## WHAT THE TASK REQUIRES
Every line of the listing below must be printed again exactly, apart from its pictures.

## EXTRACTED MATERIAL

****************

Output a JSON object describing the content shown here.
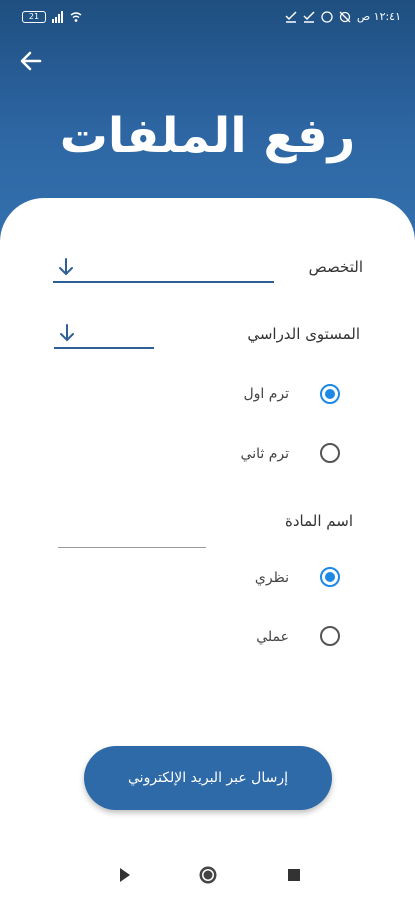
{
  "status_bar": {
    "time": "١٢:٤١ ص",
    "battery": "21"
  },
  "header": {
    "title": "رفع الملفات"
  },
  "form": {
    "specialization_label": "التخصص",
    "level_label": "المستوى الدراسي",
    "term_options": [
      {
        "label": "ترم اول",
        "checked": true
      },
      {
        "label": "ترم ثاني",
        "checked": false
      }
    ],
    "subject_label": "اسم المادة",
    "type_options": [
      {
        "label": "نظري",
        "checked": true
      },
      {
        "label": "عملي",
        "checked": false
      }
    ]
  },
  "actions": {
    "send_email_label": "إرسال عبر البريد الإلكتروني"
  },
  "colors": {
    "header_bg": "#2d66a3",
    "accent": "#1e88e5",
    "button_bg": "#2e69a8"
  }
}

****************

## RESPONSE TO THE EXERCISE
Output a JSON object describing the content shown here.
{
  "status_bar": {
    "time": "١٢:٤١ ص",
    "battery": "21"
  },
  "header": {
    "title": "رفع الملفات"
  },
  "form": {
    "specialization_label": "التخصص",
    "level_label": "المستوى الدراسي",
    "term_options": [
      {
        "label": "ترم اول",
        "checked": true
      },
      {
        "label": "ترم ثاني",
        "checked": false
      }
    ],
    "subject_label": "اسم المادة",
    "type_options": [
      {
        "label": "نظري",
        "checked": true
      },
      {
        "label": "عملي",
        "checked": false
      }
    ]
  },
  "actions": {
    "send_email_label": "إرسال عبر البريد الإلكتروني"
  },
  "colors": {
    "header_bg": "#2d66a3",
    "accent": "#1e88e5",
    "button_bg": "#2e69a8"
  }
}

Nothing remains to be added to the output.